For a medium-sized installation such as this, we’d recommend our Essentia E6G system, which incidentally is the first multi-room audio system to earn the ENERGY STAR because of its standby power efficiency. From a single distribution hub, Essentia E6G can deliver sound from up to six different sources to six different zones, meaning everyone in every room can simultaneously listen to whatever they want. The audio sources can be a docked iPod, AM/FM radio, satellite radio, an A/V receiver, a music server… either legacy sources or sources we provide. The system would also include Control Pads for each zone and/or a Wireless Control Pad, speakers and speaker wire, and some other behind-the-scenes equipment.
Customization of a specific system, choice of speakers and source equipment may affect the overall cost of the multi-room audio system. It’s possible to have existing speakers wired in or higher-end speakers installed separately, so that can have an effect on price. In general, though, it’s safe to assume a system will cost about $1,000 per zone.

Is there a source component that will handle internet radio (Pandora for example)?

Later this year, we will introduce a music server product that will deliver Pandora and other internet sources to the user just like any other local source. Our philosophy is that wherever your music is, you should be able to listen to it through our systems. The same applies for music that’s on your PCs or Macs. The whole world’s connected; why shouldn’t your multi-room audio system be part of your “My Music” universe? It should, and it will.

What is the best method of incorporating the multi-room audio system into a home theater so that its music sources can be played through the theater system?
Our systems are flexibly designed to incorporate home theater systems in varying ways, depending on the customer’s desires. The main units have line level outputs to allow external amplifiers, like an existing home theater amplifier, to be connected to any single zone. In this scenario, the zone controller will choose which source audio is being sent to the home theater amplifier.

We also offer Local Source Interrupts, which can be added to any zone. The Local Source Interrupt will allow a pair of speakers to be switched between the multi-room audio system amplifier and a local amplifier. In this scenario, the multi-room audio amplifier will function separately from the home theater amplifier, but both systems will utilize the same existing speakers.

Multi-room audio centers around that keypad in the wall. Will multi-room audio control become more flexible and versatile in the future?

Absolutely. In fact, it already has. We recently introduced our Wireless Control Pad, a device about the size of a smartphone that breaks the existing paradigm of a dedicated in-wall controller for each zone.
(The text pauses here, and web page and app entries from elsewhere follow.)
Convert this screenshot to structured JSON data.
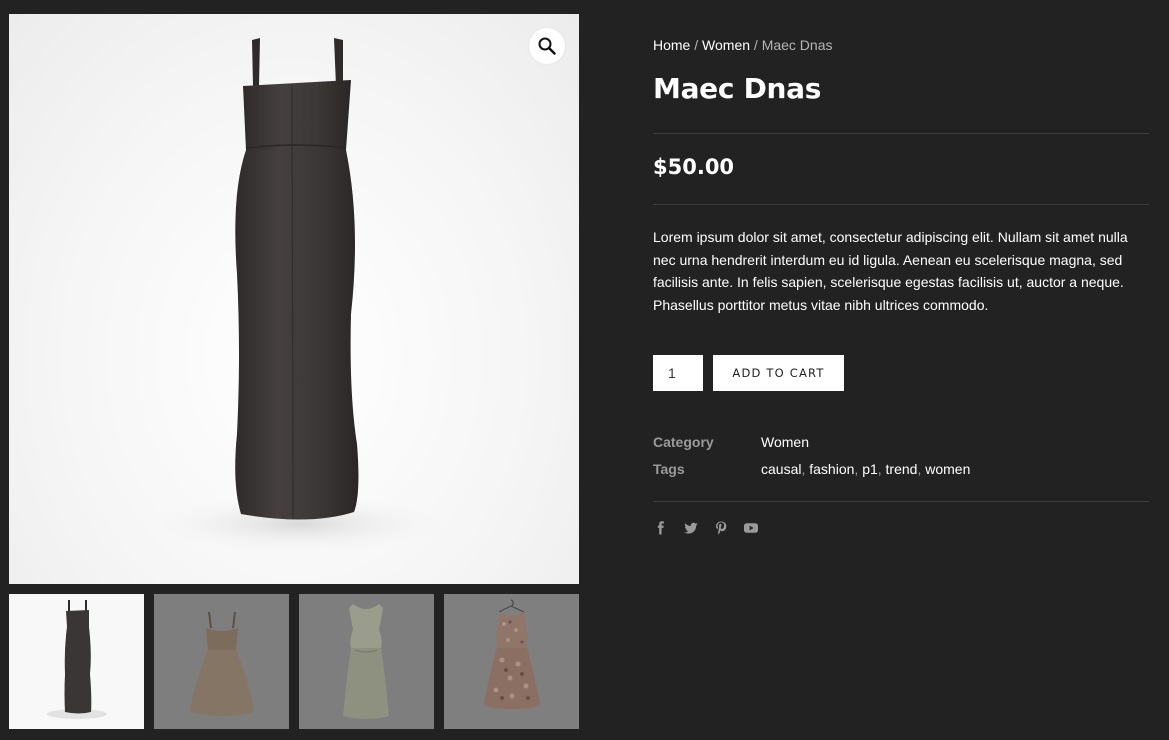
{
  "breadcrumb": {
    "home": "Home",
    "separator": "/",
    "category": "Women",
    "current": "Maec Dnas"
  },
  "product": {
    "title": "Maec Dnas",
    "price": "$50.00",
    "description": "Lorem ipsum dolor sit amet, consectetur adipiscing elit. Nullam sit amet nulla nec urna hendrerit interdum eu id ligula. Aenean eu scelerisque magna, sed facilisis ante. In felis sapien, scelerisque egestas facilisis ut, auctor a neque. Phasellus porttitor metus vitae nibh ultrices commodo."
  },
  "cart": {
    "quantity": "1",
    "button_label": "ADD TO CART"
  },
  "meta": {
    "category_label": "Category",
    "category_value": "Women",
    "tags_label": "Tags",
    "tags": [
      "causal",
      "fashion",
      "p1",
      "trend",
      "women"
    ],
    "tag_separator": ","
  },
  "gallery": {
    "zoom_icon": "magnifier-icon",
    "thumbnails": [
      "black-strap-dress",
      "beige-strap-dress",
      "sage-sleeveless-dress",
      "floral-dress-on-hanger"
    ]
  },
  "social": [
    "facebook-icon",
    "twitter-icon",
    "pinterest-icon",
    "youtube-icon"
  ],
  "colors": {
    "background": "#222222",
    "text": "#ffffff",
    "muted": "#9a9a9a",
    "divider": "#3f3f3f",
    "button_bg": "#ffffff",
    "dress_main": "#3c3837"
  }
}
With the Wireless Control Pad, you can walk through the house and control whatever zone you’d like, even if you aren’t in it. In addition, the new music server I mentioned earlier will even allow you to control the multi-room system from a web browser. And we also are open to control from third-party home automation systems. It doesn’t need to be that “keypad in the wall” anymore if you don’t want it to be.